### [Work task]
Copy each line of the records that includes "this".

[Stored data]
_ _ _ _ _

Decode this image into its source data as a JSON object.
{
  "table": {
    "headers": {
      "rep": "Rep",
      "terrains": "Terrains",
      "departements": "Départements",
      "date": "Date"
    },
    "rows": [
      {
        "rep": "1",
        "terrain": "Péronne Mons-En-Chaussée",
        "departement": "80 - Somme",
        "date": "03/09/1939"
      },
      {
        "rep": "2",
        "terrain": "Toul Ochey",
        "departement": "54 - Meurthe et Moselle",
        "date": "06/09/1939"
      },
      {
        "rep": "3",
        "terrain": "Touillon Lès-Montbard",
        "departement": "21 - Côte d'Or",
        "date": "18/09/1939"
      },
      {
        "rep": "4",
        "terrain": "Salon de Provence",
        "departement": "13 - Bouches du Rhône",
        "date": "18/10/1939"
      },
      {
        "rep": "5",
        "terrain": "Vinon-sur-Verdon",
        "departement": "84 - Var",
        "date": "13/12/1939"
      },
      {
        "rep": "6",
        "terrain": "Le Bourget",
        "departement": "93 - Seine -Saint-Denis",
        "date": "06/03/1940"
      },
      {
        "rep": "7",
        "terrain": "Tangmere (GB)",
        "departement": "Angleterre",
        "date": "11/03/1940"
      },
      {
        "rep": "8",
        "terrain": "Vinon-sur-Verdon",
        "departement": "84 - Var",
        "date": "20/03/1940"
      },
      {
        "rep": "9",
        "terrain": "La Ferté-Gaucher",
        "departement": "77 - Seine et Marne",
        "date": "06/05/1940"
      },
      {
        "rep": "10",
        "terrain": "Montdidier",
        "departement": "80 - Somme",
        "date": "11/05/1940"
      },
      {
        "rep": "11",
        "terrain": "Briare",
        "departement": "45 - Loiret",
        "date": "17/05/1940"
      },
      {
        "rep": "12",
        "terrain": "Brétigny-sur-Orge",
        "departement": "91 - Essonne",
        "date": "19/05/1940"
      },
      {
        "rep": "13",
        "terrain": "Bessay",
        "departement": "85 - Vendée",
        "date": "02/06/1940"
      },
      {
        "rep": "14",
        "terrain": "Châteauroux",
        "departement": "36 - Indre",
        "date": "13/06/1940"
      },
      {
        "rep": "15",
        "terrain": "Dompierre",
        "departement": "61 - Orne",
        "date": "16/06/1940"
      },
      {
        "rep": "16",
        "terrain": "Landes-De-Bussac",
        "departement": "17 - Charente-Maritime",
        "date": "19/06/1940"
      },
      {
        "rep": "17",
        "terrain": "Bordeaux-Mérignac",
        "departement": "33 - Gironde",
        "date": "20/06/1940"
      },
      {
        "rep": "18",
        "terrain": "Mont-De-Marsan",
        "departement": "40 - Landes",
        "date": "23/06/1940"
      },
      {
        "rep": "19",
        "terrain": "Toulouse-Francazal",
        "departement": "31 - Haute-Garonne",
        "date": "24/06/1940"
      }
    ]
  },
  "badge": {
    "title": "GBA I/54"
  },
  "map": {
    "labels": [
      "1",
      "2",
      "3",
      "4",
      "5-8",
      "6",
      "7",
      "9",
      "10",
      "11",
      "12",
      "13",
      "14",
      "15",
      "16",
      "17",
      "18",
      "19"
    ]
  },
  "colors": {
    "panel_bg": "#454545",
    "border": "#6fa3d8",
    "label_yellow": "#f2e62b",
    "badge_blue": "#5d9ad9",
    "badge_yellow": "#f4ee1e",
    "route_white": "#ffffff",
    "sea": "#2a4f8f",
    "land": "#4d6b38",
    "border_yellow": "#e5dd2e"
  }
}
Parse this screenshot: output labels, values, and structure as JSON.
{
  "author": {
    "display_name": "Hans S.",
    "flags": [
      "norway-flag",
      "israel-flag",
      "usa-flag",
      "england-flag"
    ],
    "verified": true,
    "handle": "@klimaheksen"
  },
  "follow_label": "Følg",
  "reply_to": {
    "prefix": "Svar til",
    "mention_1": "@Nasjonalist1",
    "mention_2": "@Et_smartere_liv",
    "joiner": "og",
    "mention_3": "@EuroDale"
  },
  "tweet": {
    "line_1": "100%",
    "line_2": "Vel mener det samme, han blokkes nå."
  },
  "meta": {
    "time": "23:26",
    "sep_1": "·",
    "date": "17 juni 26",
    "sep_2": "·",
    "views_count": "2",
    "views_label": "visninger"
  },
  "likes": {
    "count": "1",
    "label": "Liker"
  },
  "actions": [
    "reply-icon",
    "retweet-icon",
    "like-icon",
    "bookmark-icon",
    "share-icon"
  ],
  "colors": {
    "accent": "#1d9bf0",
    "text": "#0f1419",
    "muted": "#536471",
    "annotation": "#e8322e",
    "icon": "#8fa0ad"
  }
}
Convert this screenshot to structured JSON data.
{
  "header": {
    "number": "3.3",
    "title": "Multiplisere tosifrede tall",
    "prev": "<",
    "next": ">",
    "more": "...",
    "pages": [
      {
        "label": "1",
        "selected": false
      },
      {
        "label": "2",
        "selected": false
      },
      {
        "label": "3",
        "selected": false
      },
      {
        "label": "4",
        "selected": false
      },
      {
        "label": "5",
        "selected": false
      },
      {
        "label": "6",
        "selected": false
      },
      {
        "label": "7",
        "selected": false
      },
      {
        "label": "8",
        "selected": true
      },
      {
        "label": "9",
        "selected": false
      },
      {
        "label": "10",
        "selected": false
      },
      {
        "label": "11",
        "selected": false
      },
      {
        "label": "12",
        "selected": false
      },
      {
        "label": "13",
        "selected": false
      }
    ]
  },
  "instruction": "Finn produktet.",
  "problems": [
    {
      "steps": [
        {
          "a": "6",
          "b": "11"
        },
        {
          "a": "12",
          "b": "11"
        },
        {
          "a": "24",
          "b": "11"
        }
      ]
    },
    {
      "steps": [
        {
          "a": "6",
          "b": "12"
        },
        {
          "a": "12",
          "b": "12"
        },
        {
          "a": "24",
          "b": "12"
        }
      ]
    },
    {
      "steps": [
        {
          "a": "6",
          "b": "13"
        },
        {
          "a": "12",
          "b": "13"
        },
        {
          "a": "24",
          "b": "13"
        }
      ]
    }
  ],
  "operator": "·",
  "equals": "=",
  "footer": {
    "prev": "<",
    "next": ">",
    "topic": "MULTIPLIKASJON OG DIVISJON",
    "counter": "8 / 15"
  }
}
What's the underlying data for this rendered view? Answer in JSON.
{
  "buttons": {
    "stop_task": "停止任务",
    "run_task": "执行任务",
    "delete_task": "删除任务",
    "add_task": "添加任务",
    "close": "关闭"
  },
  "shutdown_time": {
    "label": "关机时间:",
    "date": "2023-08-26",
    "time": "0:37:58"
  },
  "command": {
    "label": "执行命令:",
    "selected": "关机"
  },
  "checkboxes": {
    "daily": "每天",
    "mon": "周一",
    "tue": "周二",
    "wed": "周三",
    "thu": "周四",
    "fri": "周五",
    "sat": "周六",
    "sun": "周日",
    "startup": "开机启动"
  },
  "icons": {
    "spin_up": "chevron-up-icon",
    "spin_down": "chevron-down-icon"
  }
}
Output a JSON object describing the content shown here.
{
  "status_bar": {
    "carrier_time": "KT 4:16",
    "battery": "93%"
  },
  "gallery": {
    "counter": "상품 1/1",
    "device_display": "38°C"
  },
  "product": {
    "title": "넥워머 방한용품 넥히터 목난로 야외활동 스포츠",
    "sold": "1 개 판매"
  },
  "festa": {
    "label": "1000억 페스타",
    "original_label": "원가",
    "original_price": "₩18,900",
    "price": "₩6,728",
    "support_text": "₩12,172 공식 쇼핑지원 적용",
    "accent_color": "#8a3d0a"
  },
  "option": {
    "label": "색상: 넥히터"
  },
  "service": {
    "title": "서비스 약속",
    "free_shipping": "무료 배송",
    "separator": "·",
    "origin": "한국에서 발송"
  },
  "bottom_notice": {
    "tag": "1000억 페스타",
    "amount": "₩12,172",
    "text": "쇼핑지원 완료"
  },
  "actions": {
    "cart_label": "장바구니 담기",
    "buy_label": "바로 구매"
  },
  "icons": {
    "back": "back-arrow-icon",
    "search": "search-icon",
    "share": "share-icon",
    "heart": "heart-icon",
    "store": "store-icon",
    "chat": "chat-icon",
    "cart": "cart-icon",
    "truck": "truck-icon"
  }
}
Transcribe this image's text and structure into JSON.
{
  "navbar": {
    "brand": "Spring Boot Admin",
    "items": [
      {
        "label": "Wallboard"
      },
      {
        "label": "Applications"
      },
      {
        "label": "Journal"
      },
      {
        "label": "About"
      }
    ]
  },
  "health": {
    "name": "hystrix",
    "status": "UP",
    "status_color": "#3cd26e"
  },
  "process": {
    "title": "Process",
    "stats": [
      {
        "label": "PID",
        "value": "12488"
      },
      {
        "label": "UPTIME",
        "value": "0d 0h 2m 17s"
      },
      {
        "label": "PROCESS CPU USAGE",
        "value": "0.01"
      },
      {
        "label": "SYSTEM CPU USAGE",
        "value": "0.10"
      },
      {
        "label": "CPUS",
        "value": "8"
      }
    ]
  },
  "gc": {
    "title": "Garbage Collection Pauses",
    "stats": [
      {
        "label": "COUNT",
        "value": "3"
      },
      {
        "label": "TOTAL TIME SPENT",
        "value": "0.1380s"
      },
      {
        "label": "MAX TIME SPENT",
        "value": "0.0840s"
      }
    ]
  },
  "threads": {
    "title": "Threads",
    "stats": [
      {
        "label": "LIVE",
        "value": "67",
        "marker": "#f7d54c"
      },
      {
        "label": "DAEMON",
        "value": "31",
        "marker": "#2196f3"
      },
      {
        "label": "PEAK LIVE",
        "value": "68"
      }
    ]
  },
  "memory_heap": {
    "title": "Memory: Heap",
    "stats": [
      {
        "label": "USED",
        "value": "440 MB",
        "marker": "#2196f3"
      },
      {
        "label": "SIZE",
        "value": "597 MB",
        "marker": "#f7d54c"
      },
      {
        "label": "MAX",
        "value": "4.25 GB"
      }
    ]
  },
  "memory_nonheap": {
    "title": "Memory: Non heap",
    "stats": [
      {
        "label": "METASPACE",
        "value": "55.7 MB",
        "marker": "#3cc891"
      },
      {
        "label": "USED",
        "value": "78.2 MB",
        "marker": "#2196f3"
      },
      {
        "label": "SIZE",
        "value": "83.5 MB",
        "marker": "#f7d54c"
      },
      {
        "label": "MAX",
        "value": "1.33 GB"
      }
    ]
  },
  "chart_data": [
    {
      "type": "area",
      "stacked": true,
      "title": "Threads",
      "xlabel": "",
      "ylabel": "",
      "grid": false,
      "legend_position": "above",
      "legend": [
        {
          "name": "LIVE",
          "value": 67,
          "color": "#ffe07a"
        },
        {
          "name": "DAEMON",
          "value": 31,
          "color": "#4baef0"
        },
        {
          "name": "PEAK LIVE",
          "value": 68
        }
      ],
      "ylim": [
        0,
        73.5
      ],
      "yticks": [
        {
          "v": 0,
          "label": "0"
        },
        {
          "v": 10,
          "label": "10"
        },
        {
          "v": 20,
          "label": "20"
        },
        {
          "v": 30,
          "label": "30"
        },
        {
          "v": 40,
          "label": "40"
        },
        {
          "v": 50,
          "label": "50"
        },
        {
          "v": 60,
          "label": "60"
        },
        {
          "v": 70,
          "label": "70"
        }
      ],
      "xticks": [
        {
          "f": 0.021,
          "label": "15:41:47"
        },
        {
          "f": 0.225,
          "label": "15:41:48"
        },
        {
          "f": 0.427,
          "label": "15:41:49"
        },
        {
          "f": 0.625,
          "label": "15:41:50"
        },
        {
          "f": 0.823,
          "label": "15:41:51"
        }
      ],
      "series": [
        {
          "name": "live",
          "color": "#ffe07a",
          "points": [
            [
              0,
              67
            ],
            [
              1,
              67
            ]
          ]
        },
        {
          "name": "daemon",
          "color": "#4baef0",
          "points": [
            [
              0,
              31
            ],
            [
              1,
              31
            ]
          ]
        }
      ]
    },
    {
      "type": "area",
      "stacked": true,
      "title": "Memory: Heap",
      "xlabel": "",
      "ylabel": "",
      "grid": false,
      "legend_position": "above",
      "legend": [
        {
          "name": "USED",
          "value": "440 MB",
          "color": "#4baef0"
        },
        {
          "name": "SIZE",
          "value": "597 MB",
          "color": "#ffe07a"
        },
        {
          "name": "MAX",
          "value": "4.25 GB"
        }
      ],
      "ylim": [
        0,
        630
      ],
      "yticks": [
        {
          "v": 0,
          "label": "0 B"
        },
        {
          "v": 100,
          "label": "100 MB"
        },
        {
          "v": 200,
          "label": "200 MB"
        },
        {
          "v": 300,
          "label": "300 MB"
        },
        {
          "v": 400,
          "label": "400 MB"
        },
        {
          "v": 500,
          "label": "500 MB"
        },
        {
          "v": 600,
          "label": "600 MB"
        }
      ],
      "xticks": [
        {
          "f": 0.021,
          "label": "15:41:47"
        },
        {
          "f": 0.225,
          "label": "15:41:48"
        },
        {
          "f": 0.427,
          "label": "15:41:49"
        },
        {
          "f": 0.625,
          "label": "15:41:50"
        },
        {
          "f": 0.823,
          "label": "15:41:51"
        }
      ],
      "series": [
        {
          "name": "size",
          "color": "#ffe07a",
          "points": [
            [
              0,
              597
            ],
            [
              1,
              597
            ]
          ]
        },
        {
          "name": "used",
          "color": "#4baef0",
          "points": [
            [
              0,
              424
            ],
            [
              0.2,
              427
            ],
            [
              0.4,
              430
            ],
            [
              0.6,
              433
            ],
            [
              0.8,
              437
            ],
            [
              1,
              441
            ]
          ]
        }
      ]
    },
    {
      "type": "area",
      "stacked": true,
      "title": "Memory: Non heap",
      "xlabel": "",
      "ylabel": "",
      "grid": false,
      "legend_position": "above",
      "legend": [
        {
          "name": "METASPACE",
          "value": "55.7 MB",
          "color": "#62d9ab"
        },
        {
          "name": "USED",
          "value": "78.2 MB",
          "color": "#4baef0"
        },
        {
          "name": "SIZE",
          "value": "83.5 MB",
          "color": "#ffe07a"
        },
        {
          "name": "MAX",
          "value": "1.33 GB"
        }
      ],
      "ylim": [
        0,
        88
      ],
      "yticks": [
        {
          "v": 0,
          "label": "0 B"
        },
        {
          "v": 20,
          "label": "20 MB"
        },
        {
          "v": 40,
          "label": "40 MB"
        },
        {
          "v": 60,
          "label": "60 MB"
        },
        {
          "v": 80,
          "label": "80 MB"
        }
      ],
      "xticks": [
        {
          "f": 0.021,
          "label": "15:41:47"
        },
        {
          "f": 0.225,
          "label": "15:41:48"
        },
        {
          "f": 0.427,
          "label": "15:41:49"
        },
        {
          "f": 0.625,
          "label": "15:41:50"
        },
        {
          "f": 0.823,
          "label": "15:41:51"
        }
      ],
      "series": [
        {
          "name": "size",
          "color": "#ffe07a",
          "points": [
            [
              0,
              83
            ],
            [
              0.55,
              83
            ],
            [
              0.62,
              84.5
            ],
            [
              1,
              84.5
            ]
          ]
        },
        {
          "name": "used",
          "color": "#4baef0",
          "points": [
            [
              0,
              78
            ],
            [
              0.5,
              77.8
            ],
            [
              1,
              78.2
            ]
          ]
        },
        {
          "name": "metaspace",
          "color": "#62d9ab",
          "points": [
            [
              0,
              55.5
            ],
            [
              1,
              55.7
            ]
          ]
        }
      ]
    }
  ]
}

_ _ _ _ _

### [Problem solution]
Decode this image into its source data as a JSON object.
Parse this screenshot: output labels, values, and structure as JSON.
Convert this screenshot to structured JSON data.
What's the underlying data for this rendered view? Answer in JSON.
Transcribe this image's text and structure into JSON.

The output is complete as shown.